Brief:
Word for word, write out the entries that follow, omitting all pictures.

(Items from an interface collection)
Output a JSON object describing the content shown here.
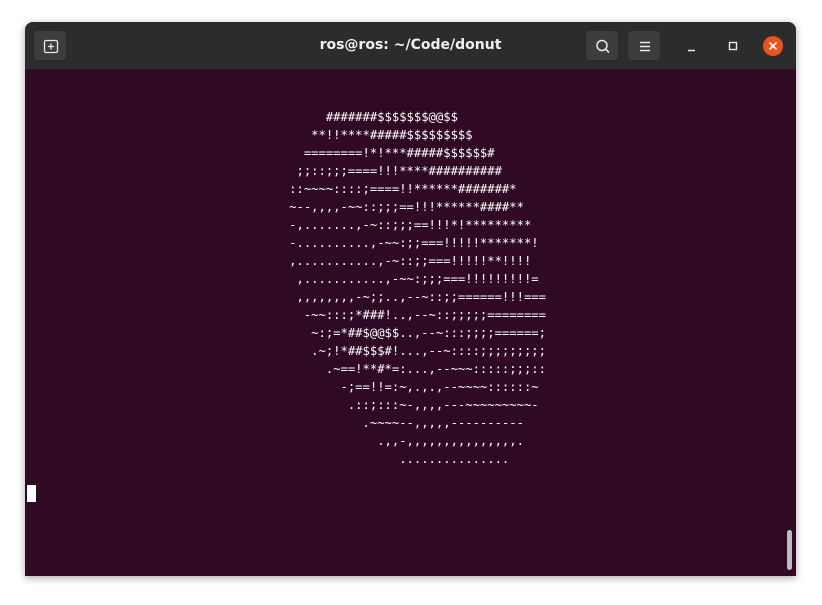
{
  "window": {
    "title": "ros@ros: ~/Code/donut"
  },
  "icons": {
    "new_tab": "new-tab-icon",
    "search": "search-icon",
    "menu": "hamburger-menu-icon",
    "minimize": "minimize-icon",
    "maximize": "maximize-icon",
    "close": "close-icon"
  },
  "colors": {
    "terminal_bg": "#300a24",
    "titlebar_bg": "#2c2c2c",
    "close_accent": "#e95420",
    "text": "#ffffff"
  },
  "terminal": {
    "output": "                                         #######$$$$$$$@@$$\n                                       **!!****#####$$$$$$$$$\n                                      ========!*!***#####$$$$$$#\n                                     ;;::;;;====!!!****##########\n                                    ::~~~~::::;====!!******#######*\n                                    ~--,,,,-~~::;;;==!!!******####**\n                                    -,.......,-~::;;;==!!!*!*********\n                                    -..........,-~~:;;===!!!!!*******!\n                                    ,...........,-~::;;===!!!!!**!!!!\n                                     ,...........,-~~:;;;===!!!!!!!!!=\n                                     ,,,,,,,,-~;;..,--~::;;======!!!===\n                                      -~~:::;*###!..,--~::;;;;;========\n                                       ~:;=*##$@@$$..,--~:::;;;;======;\n                                       .~;!*##$$$#!...,--~::::;;;;;;;;;\n                                         .~==!**#*=:...,--~~~:::::;;;::\n                                           -;==!!=:~,.,.,--~~~~::::::~\n                                            .::;:::~-,,,,---~~~~~~~~~-\n                                              .~~~~--,,,,,----------\n                                                .,,-,,,,,,,,,,,,,,,.\n                                                   ..............."
  }
}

Task output:
Output a JSON object describing the content shown here.
{
  "window": {
    "title": "ros@ros: ~/Code/donut"
  },
  "icons": {
    "new_tab": "new-tab-icon",
    "search": "search-icon",
    "menu": "hamburger-menu-icon",
    "minimize": "minimize-icon",
    "maximize": "maximize-icon",
    "close": "close-icon"
  },
  "colors": {
    "terminal_bg": "#300a24",
    "titlebar_bg": "#2c2c2c",
    "close_accent": "#e95420",
    "text": "#ffffff"
  },
  "terminal": {
    "output": "                                         #######$$$$$$$@@$$\n                                       **!!****#####$$$$$$$$$\n                                      ========!*!***#####$$$$$$#\n                                     ;;::;;;====!!!****##########\n                                    ::~~~~::::;====!!******#######*\n                                    ~--,,,,-~~::;;;==!!!******####**\n                                    -,.......,-~::;;;==!!!*!*********\n                                    -..........,-~~:;;===!!!!!*******!\n                                    ,...........,-~::;;===!!!!!**!!!!\n                                     ,...........,-~~:;;;===!!!!!!!!!=\n                                     ,,,,,,,,-~;;..,--~::;;======!!!===\n                                      -~~:::;*###!..,--~::;;;;;========\n                                       ~:;=*##$@@$$..,--~:::;;;;======;\n                                       .~;!*##$$$#!...,--~::::;;;;;;;;;\n                                         .~==!**#*=:...,--~~~:::::;;;::\n                                           -;==!!=:~,.,.,--~~~~::::::~\n                                            .::;:::~-,,,,---~~~~~~~~~-\n                                              .~~~~--,,,,,----------\n                                                .,,-,,,,,,,,,,,,,,,.\n                                                   ..............."
  }
}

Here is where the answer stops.